An autopsy found the researcher had a medical condition called hemochromatosis, which causes an excessive buildup of iron in the body, according to the CDC report. The disorder affects about 1 in 400 people and goes unnoticed in about half of patients.
Casadaban’s illness is important because of the way the plague bacterium had been weakened. Yersinia pestis needs iron to survive. Normally it gets this iron by stealing it from a host’s body with proteins that bind to it and help break it down. To make the bacterium harmless, scientists genetically stripped it of the proteins needed to consume iron.
The hemochromatosis that contributed to Casadaban’s fate has been credited with protecting people from strains of plague that circulate in the wild. Sharon Moalem, an evolutionary biologist and author of “Survival of the Sickest,” posited that the disorder shifts iron from certain white blood cells, where it is typically sought by the plague bacterium.
People of European descent are twice as likely as the rest of the population to have hemochromatosis, according to previous studies.
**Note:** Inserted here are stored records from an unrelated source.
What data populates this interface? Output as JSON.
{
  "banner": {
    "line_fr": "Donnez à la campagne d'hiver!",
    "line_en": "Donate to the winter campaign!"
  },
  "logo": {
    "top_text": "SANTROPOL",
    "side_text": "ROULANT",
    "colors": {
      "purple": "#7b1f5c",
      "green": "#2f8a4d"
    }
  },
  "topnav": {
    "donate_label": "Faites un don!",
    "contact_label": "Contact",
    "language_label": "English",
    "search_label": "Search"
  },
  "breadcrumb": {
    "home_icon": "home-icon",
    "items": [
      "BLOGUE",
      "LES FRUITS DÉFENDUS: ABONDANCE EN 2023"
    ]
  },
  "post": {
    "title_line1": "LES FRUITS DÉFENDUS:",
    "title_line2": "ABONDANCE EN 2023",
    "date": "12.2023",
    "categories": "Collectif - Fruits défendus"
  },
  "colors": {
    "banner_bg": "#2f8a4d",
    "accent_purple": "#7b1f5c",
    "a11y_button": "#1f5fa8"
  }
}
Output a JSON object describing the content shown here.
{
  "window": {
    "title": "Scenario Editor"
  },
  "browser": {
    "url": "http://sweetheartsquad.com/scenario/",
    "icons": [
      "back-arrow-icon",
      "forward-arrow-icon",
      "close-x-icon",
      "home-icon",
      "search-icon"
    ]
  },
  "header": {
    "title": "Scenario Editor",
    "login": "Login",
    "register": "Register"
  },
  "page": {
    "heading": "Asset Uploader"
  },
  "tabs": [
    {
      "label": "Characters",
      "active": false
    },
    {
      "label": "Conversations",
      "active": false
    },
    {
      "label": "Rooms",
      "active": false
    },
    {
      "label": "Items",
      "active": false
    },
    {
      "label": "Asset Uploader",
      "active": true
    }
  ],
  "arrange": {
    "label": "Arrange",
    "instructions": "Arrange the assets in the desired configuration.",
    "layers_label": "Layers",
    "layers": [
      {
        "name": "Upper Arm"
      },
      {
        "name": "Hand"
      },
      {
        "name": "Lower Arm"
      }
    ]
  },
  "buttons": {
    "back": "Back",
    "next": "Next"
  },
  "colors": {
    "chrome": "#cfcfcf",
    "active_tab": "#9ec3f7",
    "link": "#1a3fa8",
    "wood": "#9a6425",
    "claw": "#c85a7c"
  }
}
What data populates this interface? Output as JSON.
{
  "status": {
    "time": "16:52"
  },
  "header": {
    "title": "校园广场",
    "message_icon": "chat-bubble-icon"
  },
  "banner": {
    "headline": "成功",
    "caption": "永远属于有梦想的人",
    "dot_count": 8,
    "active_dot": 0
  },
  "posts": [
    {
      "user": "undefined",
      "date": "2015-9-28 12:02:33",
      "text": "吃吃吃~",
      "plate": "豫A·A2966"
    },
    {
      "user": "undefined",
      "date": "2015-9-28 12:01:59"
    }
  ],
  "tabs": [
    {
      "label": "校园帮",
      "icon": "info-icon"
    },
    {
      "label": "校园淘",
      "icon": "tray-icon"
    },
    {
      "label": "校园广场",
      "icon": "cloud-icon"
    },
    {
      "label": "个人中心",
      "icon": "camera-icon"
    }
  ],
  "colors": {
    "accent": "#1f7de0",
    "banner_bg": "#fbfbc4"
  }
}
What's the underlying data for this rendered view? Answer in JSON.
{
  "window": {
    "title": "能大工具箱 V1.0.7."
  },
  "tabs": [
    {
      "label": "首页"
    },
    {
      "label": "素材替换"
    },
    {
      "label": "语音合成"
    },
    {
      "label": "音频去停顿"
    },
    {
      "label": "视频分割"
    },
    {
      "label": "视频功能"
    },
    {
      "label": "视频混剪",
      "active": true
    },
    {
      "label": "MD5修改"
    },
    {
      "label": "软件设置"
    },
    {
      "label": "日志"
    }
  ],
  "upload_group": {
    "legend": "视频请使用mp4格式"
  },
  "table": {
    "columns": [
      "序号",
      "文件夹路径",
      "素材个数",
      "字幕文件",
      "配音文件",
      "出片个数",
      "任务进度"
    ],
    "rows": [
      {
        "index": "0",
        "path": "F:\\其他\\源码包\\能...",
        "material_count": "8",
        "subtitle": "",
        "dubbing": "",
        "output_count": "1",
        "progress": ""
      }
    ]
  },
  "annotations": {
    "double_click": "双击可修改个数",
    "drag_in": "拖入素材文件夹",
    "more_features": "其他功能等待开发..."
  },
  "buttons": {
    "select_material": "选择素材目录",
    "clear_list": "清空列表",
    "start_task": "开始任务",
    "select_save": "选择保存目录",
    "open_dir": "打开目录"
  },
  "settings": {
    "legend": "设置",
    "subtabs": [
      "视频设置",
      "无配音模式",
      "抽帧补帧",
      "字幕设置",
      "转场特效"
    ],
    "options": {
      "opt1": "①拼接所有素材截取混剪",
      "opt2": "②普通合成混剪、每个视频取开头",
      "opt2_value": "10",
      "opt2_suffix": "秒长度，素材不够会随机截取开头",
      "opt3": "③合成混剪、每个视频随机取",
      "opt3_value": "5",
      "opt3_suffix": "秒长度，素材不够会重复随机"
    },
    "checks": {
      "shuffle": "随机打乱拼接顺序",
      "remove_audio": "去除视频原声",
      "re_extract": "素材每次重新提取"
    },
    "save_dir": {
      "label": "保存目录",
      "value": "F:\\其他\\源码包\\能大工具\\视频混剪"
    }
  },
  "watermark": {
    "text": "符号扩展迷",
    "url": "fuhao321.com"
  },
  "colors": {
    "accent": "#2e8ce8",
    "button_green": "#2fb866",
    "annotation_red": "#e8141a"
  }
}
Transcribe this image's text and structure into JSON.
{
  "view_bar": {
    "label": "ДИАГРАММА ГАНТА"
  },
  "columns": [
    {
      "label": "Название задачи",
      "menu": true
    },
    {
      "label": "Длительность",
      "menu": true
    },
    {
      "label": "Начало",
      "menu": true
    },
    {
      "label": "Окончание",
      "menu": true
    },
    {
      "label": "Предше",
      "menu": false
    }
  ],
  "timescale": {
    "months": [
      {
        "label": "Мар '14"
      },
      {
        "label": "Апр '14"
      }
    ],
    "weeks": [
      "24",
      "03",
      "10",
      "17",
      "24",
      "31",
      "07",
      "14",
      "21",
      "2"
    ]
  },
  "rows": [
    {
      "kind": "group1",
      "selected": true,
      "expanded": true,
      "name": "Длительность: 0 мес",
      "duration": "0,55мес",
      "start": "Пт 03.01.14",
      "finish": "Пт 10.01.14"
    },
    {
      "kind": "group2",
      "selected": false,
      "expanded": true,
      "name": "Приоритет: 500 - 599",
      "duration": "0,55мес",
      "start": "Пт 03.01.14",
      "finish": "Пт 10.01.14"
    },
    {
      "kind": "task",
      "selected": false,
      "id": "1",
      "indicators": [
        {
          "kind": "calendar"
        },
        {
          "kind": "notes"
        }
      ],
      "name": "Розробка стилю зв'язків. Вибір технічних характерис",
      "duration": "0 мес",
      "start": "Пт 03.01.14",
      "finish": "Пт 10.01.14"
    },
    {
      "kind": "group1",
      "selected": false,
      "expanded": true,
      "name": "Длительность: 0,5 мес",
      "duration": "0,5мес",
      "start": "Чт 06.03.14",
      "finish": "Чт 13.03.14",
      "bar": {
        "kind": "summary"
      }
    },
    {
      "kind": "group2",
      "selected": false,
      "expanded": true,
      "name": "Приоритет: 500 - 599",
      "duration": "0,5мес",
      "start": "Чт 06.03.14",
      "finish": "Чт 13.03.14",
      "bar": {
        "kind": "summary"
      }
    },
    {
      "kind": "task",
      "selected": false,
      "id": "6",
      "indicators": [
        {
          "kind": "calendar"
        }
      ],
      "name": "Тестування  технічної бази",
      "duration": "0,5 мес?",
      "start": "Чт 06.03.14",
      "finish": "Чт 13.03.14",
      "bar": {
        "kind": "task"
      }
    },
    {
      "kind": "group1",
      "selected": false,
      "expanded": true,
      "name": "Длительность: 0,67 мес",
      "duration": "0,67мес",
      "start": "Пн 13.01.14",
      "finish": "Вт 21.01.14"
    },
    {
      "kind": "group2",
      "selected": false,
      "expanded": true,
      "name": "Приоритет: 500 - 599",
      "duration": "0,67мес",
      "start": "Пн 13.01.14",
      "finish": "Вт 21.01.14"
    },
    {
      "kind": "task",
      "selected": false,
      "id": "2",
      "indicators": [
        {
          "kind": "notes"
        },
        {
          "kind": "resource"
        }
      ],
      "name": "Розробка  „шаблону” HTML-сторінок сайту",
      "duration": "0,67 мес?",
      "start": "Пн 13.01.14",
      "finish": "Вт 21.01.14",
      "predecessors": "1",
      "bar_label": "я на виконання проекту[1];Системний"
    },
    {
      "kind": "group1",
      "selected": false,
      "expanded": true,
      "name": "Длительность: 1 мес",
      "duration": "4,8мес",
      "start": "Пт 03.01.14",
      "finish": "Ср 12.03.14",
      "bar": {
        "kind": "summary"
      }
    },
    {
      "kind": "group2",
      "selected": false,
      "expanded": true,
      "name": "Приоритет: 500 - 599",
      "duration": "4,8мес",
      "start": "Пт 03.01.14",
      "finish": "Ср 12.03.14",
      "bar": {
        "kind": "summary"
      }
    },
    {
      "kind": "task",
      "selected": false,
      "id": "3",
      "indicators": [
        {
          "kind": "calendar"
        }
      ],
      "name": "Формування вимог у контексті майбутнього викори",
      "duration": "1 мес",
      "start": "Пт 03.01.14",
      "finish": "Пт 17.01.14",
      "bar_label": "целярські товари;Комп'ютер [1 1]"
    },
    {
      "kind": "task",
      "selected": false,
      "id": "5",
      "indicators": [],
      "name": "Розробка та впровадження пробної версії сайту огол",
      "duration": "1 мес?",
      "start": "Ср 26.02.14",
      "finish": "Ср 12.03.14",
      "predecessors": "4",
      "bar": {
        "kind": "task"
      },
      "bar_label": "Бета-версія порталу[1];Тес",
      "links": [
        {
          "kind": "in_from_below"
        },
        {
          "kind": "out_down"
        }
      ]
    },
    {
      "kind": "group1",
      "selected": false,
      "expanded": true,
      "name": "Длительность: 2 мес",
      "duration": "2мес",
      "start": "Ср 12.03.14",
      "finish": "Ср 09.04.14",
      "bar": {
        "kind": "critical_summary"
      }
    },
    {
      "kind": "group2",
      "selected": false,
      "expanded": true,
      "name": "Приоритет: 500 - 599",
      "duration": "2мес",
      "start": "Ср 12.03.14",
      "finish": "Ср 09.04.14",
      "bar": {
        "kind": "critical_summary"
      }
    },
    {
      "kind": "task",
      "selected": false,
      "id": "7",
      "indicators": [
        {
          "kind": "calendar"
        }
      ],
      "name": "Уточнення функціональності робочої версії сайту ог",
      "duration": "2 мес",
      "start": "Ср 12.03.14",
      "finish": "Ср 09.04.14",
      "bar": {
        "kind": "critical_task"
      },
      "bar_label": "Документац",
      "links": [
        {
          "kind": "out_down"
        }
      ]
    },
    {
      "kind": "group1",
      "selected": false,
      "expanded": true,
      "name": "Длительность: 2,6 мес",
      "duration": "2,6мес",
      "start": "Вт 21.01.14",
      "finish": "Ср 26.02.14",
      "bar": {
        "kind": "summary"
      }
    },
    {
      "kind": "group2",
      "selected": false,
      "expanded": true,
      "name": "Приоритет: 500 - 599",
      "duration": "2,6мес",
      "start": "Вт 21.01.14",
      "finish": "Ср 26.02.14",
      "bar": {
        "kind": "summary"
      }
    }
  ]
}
That’s because people with the condition were more likely to survive epidemics of the bubonic plague that killed millions of people in medieval Europe and pass the hereditary condition to their descendants, according to Moalem.
The day plague was diagnosed in Chicago, researchers tested the strain to make sure it hadn’t mutated. By a second emergency meeting that afternoon, high amounts of iron had already been discovered in Casadaban’s liver, adding credibility to the early hypothesis of hemochromatosis formed by his colleagues.
The CDC later confirmed the tests with mouse experiments that proved the strain that killed Casadaban was the same that has been safely used by hundreds of scientists doing similar research. The agency is now studying animals to learn how hemochromatosis may increase susceptibility to infection by bacteria with weakened iron-acquiring abilities.
Casadaban’s death shows that no matter how a germ has been hobbled, some people may always be vulnerable, Alexander said.